Chinese Legacies exhibit now at The Reach Gallery Museum

The show explores the story of Chinese labourers who contributed to the construction of the Canadian Pacific Railway

Chinese labourers played a key role in the construction of the Canadian Pacific Railway.

Chinese labourers played a key role in the construction of the Canadian Pacific Railway.

The heritage exhibition “Chinese Legacies: Building the Canadian Pacific Railway” has rolled into the Reach Gallery Museum Abbotsford from its home at the Revelstoke Railway Museum.

Chinese Legacies explores the story of the Chinese labourers who contributed to the construction of the Canadian Pacific Railway between Port Moody and Craigellachie.

The exhibit looks at their travel to B.C., their living and working conditions and the contribution they made to the construction of the railway.

It explores the large Chinese community that prospered for many years in Revelstoke and features the Kwong family who played a prominent role in the town’s early history.

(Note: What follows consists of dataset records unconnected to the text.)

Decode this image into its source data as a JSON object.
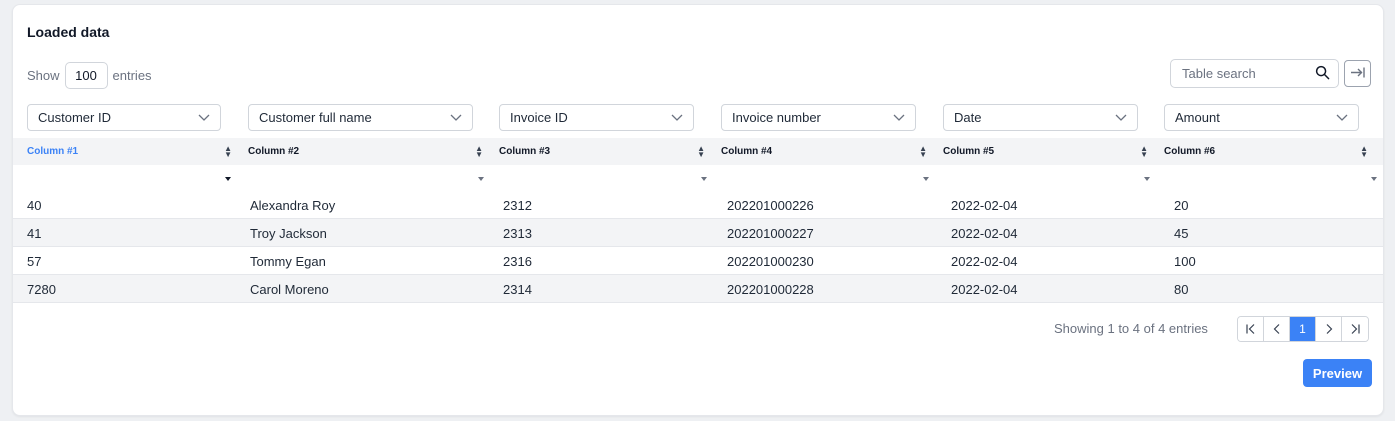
{
  "title": "Loaded data",
  "length": {
    "show_label": "Show",
    "value": "100",
    "entries_label": "entries"
  },
  "search": {
    "placeholder": "Table search"
  },
  "column_selects": [
    "Customer ID",
    "Customer full name",
    "Invoice ID",
    "Invoice number",
    "Date",
    "Amount"
  ],
  "columns": [
    "Column #1",
    "Column #2",
    "Column #3",
    "Column #4",
    "Column #5",
    "Column #6"
  ],
  "rows": [
    [
      "40",
      "Alexandra Roy",
      "2312",
      "202201000226",
      "2022-02-04",
      "20"
    ],
    [
      "41",
      "Troy Jackson",
      "2313",
      "202201000227",
      "2022-02-04",
      "45"
    ],
    [
      "57",
      "Tommy Egan",
      "2316",
      "202201000230",
      "2022-02-04",
      "100"
    ],
    [
      "7280",
      "Carol Moreno",
      "2314",
      "202201000228",
      "2022-02-04",
      "80"
    ]
  ],
  "info": "Showing 1 to 4 of 4 entries",
  "pagination": {
    "current": "1"
  },
  "preview_label": "Preview",
  "colors": {
    "accent": "#3b82f6",
    "header_bg": "#f3f4f6",
    "stripe_bg": "#f3f4f6"
  }
}
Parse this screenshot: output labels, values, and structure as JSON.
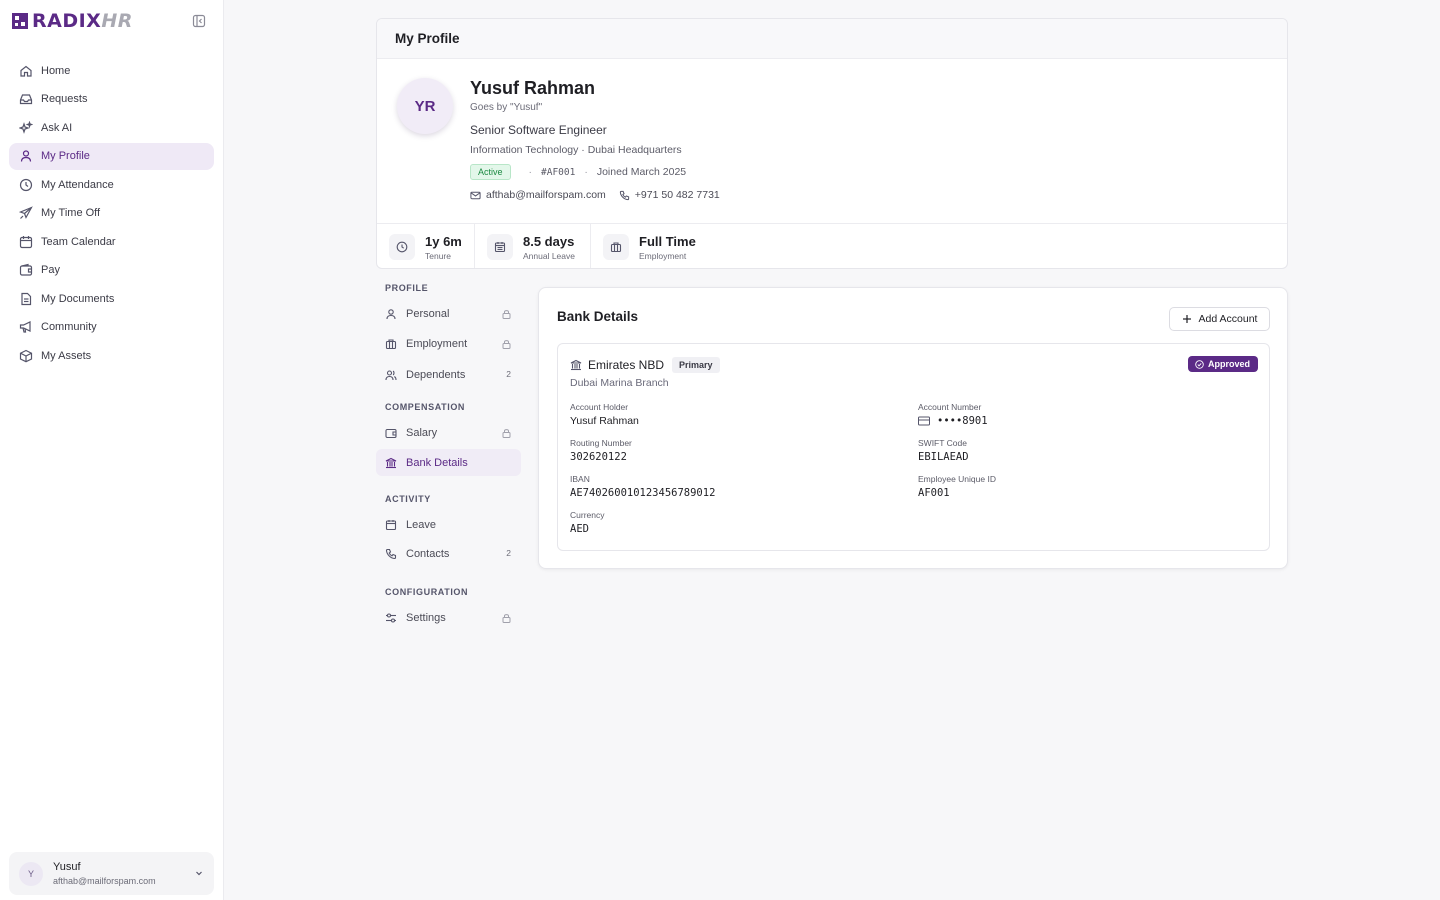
{
  "brand": {
    "name_main": "RADIX",
    "name_accent": "HR",
    "color": "#5b2a86"
  },
  "sidebar": {
    "items": [
      {
        "label": "Home",
        "icon": "home-icon"
      },
      {
        "label": "Requests",
        "icon": "inbox-icon"
      },
      {
        "label": "Ask AI",
        "icon": "sparkles-icon"
      },
      {
        "label": "My Profile",
        "icon": "user-icon",
        "active": true
      },
      {
        "label": "My Attendance",
        "icon": "clock-icon"
      },
      {
        "label": "My Time Off",
        "icon": "plane-icon"
      },
      {
        "label": "Team Calendar",
        "icon": "calendar-icon"
      },
      {
        "label": "Pay",
        "icon": "wallet-icon"
      },
      {
        "label": "My Documents",
        "icon": "document-icon"
      },
      {
        "label": "Community",
        "icon": "megaphone-icon"
      },
      {
        "label": "My Assets",
        "icon": "box-icon"
      }
    ],
    "user": {
      "initial": "Y",
      "name": "Yusuf",
      "email": "afthab@mailforspam.com"
    }
  },
  "profile": {
    "header_title": "My Profile",
    "initials": "YR",
    "name": "Yusuf Rahman",
    "goes_by": "Goes by \"Yusuf\"",
    "title": "Senior Software Engineer",
    "dept_location": "Information Technology · Dubai Headquarters",
    "status": "Active",
    "employee_code": "#AF001",
    "joined": "Joined March 2025",
    "email": "afthab@mailforspam.com",
    "phone": "+971 50 482 7731",
    "stats": [
      {
        "value": "1y 6m",
        "label": "Tenure",
        "icon": "clock-icon"
      },
      {
        "value": "8.5 days",
        "label": "Annual Leave",
        "icon": "calendar-icon"
      },
      {
        "value": "Full Time",
        "label": "Employment",
        "icon": "briefcase-icon"
      }
    ]
  },
  "subnav": {
    "sections": [
      {
        "title": "PROFILE",
        "items": [
          {
            "label": "Personal",
            "icon": "user-icon",
            "locked": true
          },
          {
            "label": "Employment",
            "icon": "briefcase-icon",
            "locked": true
          },
          {
            "label": "Dependents",
            "icon": "users-icon",
            "count": "2"
          }
        ]
      },
      {
        "title": "COMPENSATION",
        "items": [
          {
            "label": "Salary",
            "icon": "wallet-icon",
            "locked": true
          },
          {
            "label": "Bank Details",
            "icon": "bank-icon",
            "active": true
          }
        ]
      },
      {
        "title": "ACTIVITY",
        "items": [
          {
            "label": "Leave",
            "icon": "calendar-icon"
          },
          {
            "label": "Contacts",
            "icon": "phone-icon",
            "count": "2"
          }
        ]
      },
      {
        "title": "CONFIGURATION",
        "items": [
          {
            "label": "Settings",
            "icon": "sliders-icon",
            "locked": true
          }
        ]
      }
    ]
  },
  "bank": {
    "title": "Bank Details",
    "add_label": "Add Account",
    "account": {
      "bank_name": "Emirates NBD",
      "primary_label": "Primary",
      "branch": "Dubai Marina Branch",
      "status": "Approved",
      "fields": {
        "holder_label": "Account Holder",
        "holder": "Yusuf Rahman",
        "number_label": "Account Number",
        "number": "••••8901",
        "routing_label": "Routing Number",
        "routing": "302620122",
        "swift_label": "SWIFT Code",
        "swift": "EBILAEAD",
        "iban_label": "IBAN",
        "iban": "AE740260010123456789012",
        "euid_label": "Employee Unique ID",
        "euid": "AF001",
        "currency_label": "Currency",
        "currency": "AED"
      }
    }
  }
}
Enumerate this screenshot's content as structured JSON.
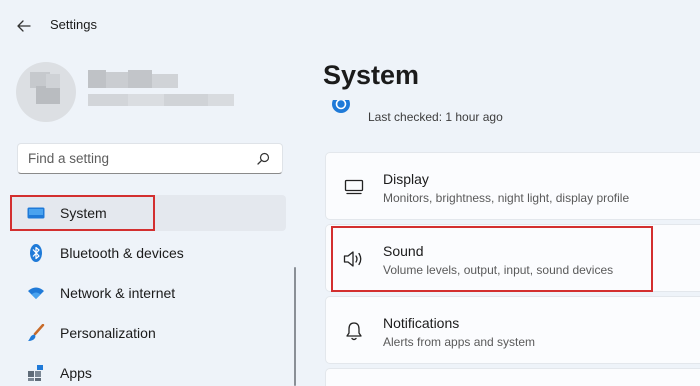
{
  "window": {
    "title": "Settings"
  },
  "search": {
    "placeholder": "Find a setting"
  },
  "nav": {
    "items": [
      {
        "label": "System",
        "icon": "system-monitor-icon",
        "selected": true
      },
      {
        "label": "Bluetooth & devices",
        "icon": "bluetooth-icon"
      },
      {
        "label": "Network & internet",
        "icon": "wifi-icon"
      },
      {
        "label": "Personalization",
        "icon": "paintbrush-icon"
      },
      {
        "label": "Apps",
        "icon": "apps-icon"
      }
    ]
  },
  "main": {
    "title": "System",
    "update_status": "Last checked: 1 hour ago",
    "cards": [
      {
        "title": "Display",
        "description": "Monitors, brightness, night light, display profile",
        "icon": "display-icon"
      },
      {
        "title": "Sound",
        "description": "Volume levels, output, input, sound devices",
        "icon": "speaker-icon"
      },
      {
        "title": "Notifications",
        "description": "Alerts from apps and system",
        "icon": "bell-icon"
      }
    ]
  },
  "colors": {
    "accent": "#0067c0",
    "highlight": "#d32f2f",
    "background": "#eef3f9"
  }
}
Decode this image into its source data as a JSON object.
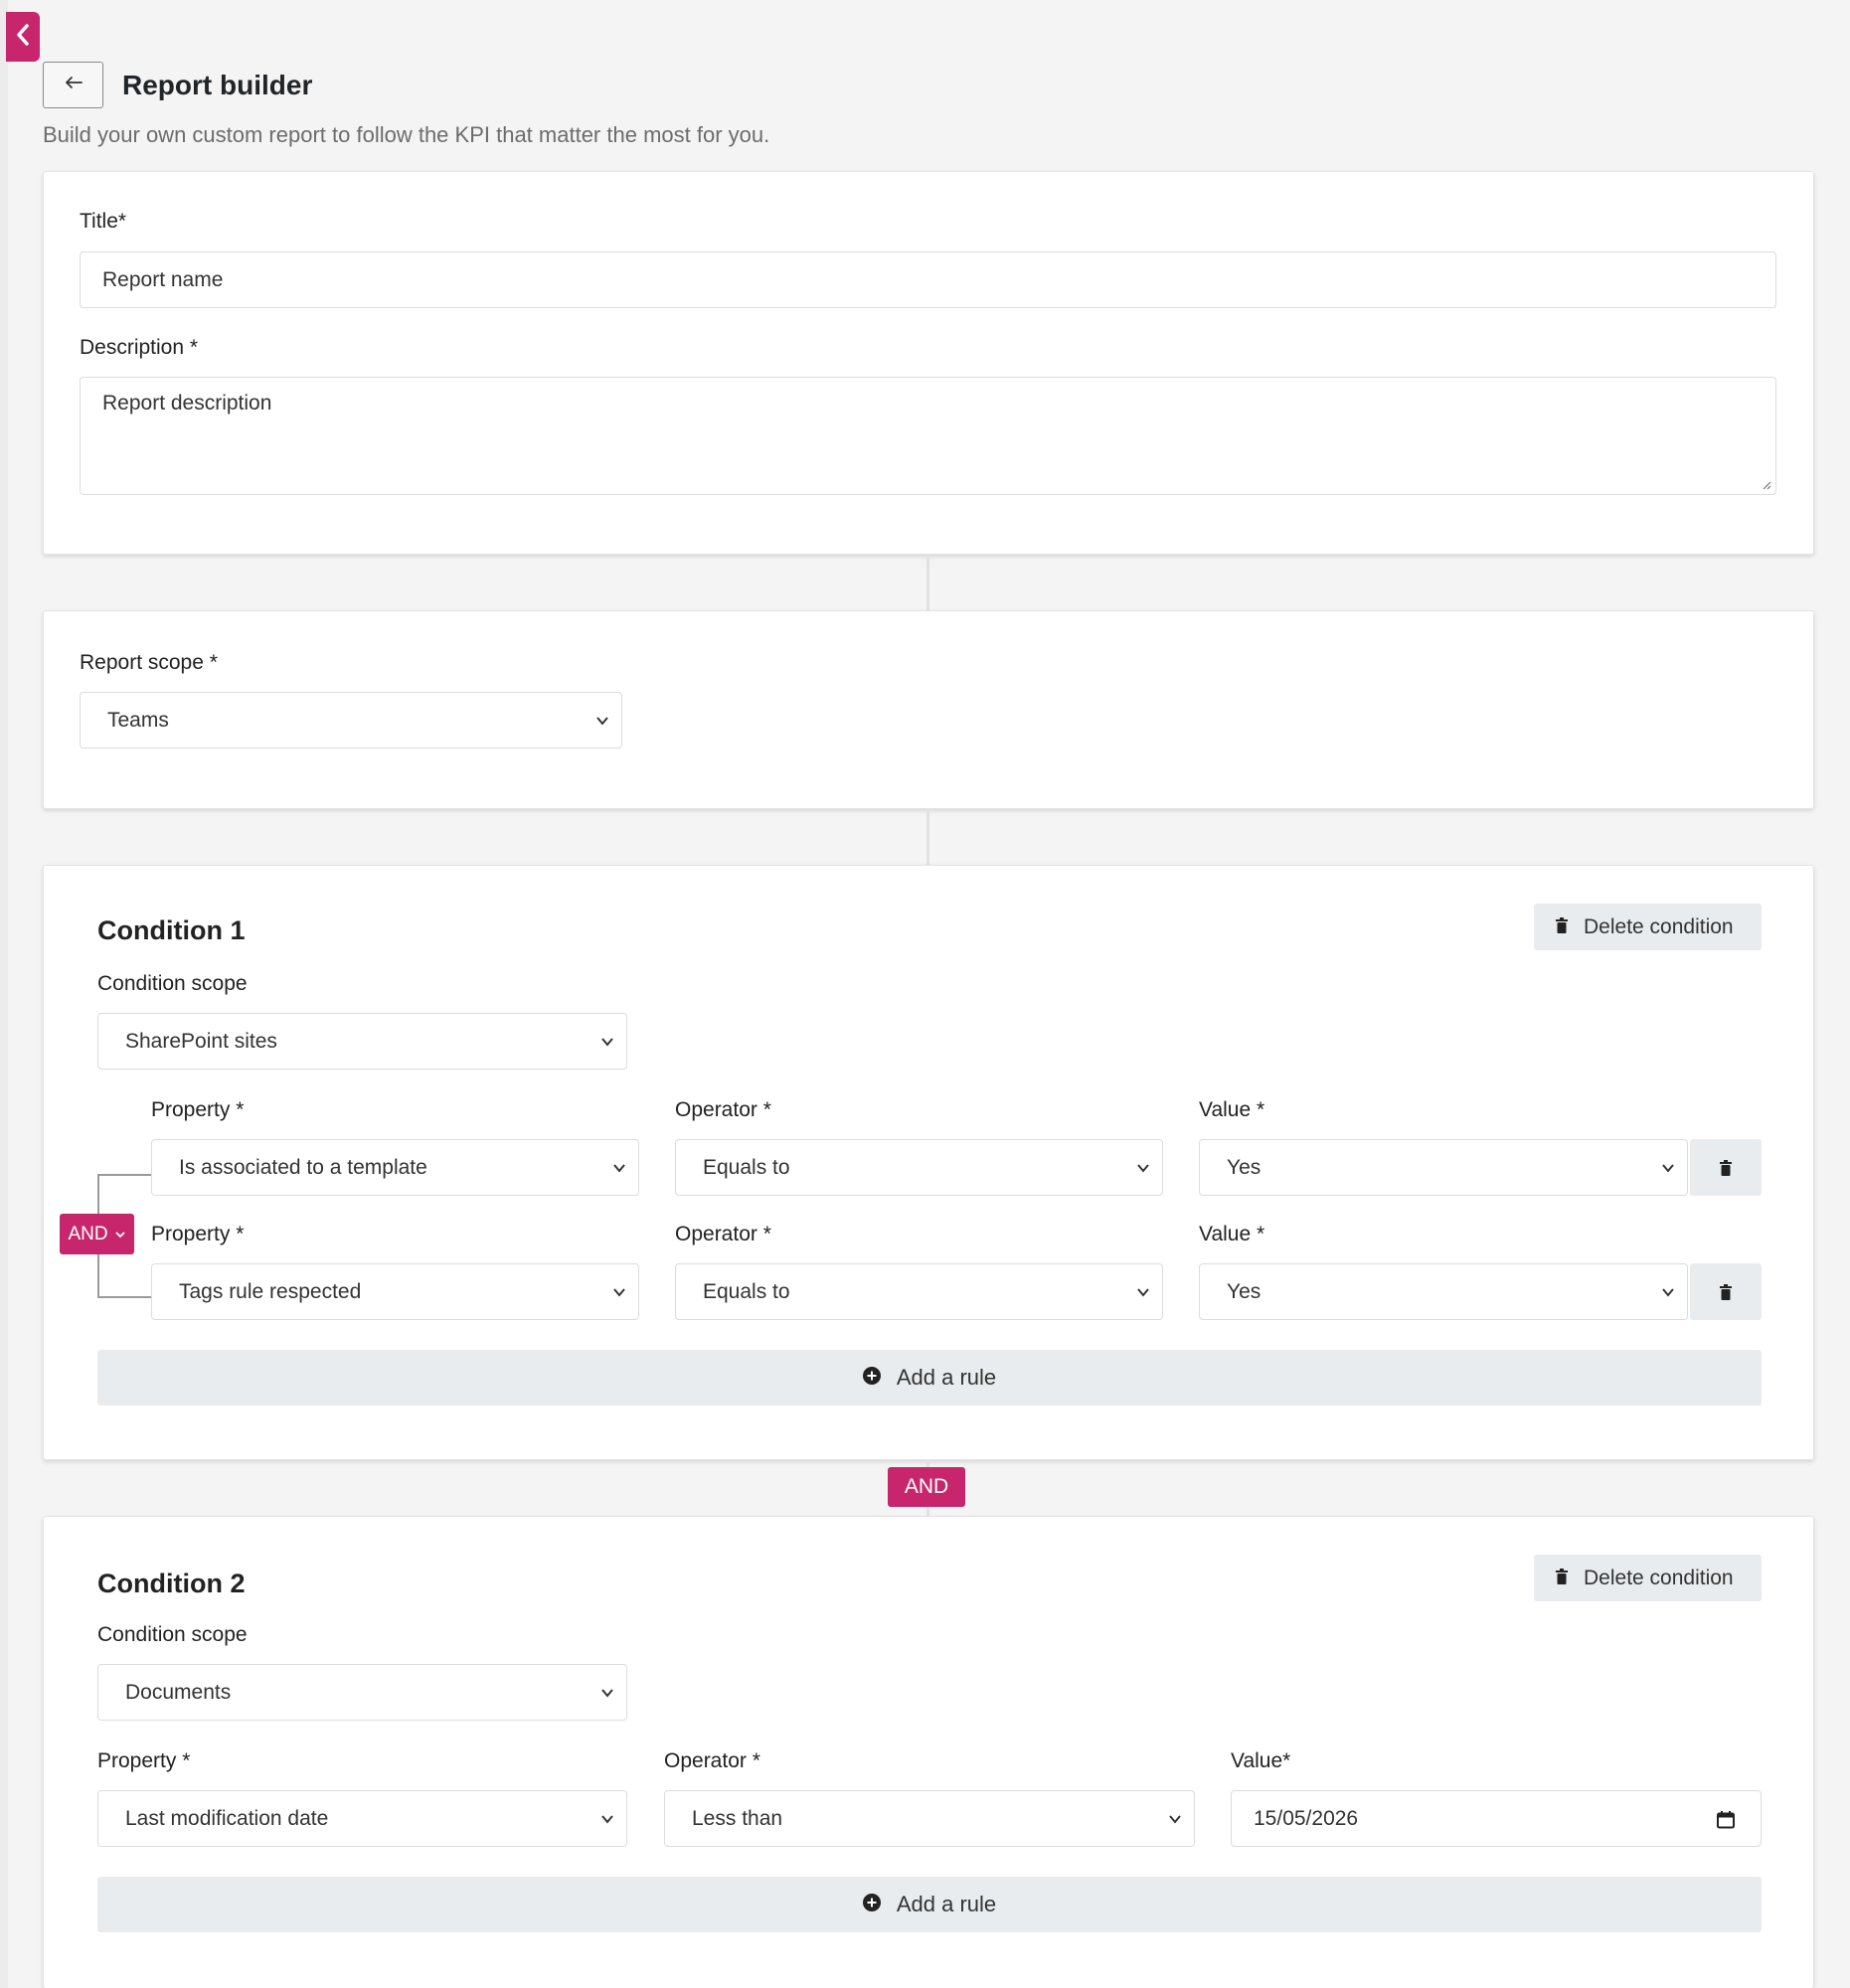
{
  "header": {
    "title": "Report builder",
    "subtitle": "Build your own custom report to follow the KPI that matter the most for you."
  },
  "icons": {
    "collapse": "chevron-left-icon",
    "back": "arrow-left-icon",
    "trash": "trash-icon",
    "add": "plus-circle-icon",
    "calendar": "calendar-icon",
    "dropdown": "chevron-down-icon"
  },
  "colors": {
    "accent": "#c8266c",
    "button_bg": "#e9ecef"
  },
  "general": {
    "title_label": "Title*",
    "title_placeholder": "Report name",
    "description_label": "Description *",
    "description_placeholder": "Report description"
  },
  "scope": {
    "label": "Report scope *",
    "value": "Teams"
  },
  "condition1": {
    "title": "Condition 1",
    "delete_label": "Delete condition",
    "scope_label": "Condition scope",
    "scope_value": "SharePoint sites",
    "logic": "AND",
    "rules": [
      {
        "property_label": "Property *",
        "property": "Is associated to a template",
        "operator_label": "Operator *",
        "operator": "Equals to",
        "value_label": "Value *",
        "value": "Yes"
      },
      {
        "property_label": "Property *",
        "property": "Tags rule respected",
        "operator_label": "Operator *",
        "operator": "Equals to",
        "value_label": "Value *",
        "value": "Yes"
      }
    ],
    "add_rule_label": "Add a rule"
  },
  "joiner": "AND",
  "condition2": {
    "title": "Condition 2",
    "delete_label": "Delete condition",
    "scope_label": "Condition scope",
    "scope_value": "Documents",
    "rules": [
      {
        "property_label": "Property *",
        "property": "Last modification date",
        "operator_label": "Operator *",
        "operator": "Less than",
        "value_label": "Value*",
        "value": "15/05/2026"
      }
    ],
    "add_rule_label": "Add a rule"
  }
}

Several thousand Chinese men worked on the CPR mainline through B.C., and it is estimated that between 600 and 2,220 of these workers died from accidents, disease and starvation.

The Inland Sentinel newspaper, originally published at Yale, has many articles about the Chinese laborers, and while many people believed that their presence was necessary to construct the railway, they were greatly resented by the white population, and suffered a great deal of discrimination.

Their wages were half those of white men doing the same jobs, and they were often exploited by their crew bosses.

Once the CPR was completed in 1885, many of the Chinese labourers were left destitute. Quite a few of them settled in Revelstoke, where they worked mainly as cooks, servants, laundrymen, and laborers.

“As was the case in Revelstoke, unemployed Chinese workers found employment in communities along the CPR, including Abbotsford,” said Kris Foulds, collections manager at The Reach.

“The small, local Chinese community faded into history after our little Chinatown in the village of Abbotsford was destroyed by fire in the early part of the last century but the stories told in Chinese Legacies have a place in local history.”

The exhibit, sponsored by Dragon Fort Restaurant, includes a railway workers’ campsite diorama, a slide presentation of historical photographs, original artifacts (some on loan from the Port Moody Station Museum), and text available in English, French, and Mandarin.

Other exhibitions showing at The Reach Gallery Museum (32388 Veterans Way) until early January 2015 include: By Land and Sea (Prospect and Refuge), Betwixt and Between, and Between Madness and Delight.

For more information, visit thereach.ca.